BEGIN

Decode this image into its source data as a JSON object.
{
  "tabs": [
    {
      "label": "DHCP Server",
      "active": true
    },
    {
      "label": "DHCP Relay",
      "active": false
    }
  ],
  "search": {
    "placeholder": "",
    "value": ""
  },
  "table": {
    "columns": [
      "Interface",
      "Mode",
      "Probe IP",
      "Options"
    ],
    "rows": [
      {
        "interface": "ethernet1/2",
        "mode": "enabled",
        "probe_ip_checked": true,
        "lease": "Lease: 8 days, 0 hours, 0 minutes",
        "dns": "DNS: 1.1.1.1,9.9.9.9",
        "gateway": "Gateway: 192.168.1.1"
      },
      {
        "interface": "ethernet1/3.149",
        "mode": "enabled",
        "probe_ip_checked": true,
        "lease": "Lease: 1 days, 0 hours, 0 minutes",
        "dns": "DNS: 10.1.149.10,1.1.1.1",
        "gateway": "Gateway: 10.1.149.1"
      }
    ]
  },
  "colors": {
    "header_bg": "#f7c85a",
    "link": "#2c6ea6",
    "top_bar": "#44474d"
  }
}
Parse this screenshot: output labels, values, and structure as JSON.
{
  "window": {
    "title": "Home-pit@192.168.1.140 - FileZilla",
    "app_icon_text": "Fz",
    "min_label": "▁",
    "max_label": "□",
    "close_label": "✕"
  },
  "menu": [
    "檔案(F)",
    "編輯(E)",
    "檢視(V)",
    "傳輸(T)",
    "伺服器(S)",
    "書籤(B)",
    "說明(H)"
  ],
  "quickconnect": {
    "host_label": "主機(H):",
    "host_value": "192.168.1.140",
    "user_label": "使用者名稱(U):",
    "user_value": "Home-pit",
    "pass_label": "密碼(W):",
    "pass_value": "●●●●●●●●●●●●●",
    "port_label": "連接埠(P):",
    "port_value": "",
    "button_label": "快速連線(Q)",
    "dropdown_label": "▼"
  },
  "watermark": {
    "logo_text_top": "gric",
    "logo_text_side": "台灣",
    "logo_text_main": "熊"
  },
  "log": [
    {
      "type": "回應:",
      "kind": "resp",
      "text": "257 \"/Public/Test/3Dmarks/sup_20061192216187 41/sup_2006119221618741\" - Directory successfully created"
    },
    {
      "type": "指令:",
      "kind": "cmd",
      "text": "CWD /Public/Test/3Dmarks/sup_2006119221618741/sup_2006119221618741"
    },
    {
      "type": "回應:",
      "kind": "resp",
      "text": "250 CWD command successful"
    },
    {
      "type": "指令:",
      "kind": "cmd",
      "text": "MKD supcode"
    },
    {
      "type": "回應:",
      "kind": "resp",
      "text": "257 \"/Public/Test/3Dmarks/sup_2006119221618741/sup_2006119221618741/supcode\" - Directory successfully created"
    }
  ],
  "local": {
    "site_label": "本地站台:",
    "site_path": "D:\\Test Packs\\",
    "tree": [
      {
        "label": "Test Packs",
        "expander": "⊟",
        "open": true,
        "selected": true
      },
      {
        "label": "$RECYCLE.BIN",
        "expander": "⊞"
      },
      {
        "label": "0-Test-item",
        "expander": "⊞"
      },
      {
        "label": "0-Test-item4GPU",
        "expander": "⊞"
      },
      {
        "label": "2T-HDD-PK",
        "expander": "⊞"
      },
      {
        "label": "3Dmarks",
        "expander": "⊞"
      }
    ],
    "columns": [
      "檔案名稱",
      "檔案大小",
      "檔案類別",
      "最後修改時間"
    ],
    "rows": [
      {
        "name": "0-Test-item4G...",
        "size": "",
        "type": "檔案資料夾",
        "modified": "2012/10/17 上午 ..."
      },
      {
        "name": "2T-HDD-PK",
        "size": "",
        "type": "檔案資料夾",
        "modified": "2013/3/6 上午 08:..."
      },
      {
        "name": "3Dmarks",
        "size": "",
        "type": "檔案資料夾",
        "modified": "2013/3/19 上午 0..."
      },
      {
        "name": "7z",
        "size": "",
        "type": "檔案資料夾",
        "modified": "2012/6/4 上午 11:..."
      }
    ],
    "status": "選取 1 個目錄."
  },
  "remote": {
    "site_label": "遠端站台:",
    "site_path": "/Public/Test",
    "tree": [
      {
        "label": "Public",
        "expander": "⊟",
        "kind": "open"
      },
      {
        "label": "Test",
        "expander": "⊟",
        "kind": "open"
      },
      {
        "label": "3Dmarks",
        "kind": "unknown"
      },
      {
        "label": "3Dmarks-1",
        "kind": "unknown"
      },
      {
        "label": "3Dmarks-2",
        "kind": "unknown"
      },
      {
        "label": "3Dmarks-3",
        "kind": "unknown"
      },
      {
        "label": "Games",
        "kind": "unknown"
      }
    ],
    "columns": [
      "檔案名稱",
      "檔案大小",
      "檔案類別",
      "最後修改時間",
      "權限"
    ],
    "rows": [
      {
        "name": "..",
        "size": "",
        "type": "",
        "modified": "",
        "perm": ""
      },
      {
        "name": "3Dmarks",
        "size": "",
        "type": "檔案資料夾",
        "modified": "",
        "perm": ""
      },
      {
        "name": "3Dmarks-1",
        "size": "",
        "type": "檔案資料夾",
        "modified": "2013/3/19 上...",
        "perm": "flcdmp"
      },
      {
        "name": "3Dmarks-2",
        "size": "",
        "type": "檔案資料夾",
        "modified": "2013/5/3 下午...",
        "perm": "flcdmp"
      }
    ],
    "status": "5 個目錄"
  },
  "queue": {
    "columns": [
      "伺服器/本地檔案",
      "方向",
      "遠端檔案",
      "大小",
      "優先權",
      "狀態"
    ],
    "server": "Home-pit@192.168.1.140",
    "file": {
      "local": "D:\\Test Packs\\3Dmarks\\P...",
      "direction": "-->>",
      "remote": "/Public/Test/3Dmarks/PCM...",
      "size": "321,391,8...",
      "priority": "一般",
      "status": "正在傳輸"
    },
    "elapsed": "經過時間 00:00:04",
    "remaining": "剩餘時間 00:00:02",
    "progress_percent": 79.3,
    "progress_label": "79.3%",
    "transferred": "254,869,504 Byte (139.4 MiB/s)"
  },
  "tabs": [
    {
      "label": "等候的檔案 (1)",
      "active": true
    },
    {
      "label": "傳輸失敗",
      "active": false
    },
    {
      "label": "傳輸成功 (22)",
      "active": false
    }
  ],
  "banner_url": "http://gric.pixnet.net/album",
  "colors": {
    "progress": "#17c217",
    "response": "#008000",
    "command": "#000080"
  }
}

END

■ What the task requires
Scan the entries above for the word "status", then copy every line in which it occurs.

■ Reply to the exercise
    "status": "選取 1 個目錄."
    "status": "5 個目錄"
      "status": "正在傳輸"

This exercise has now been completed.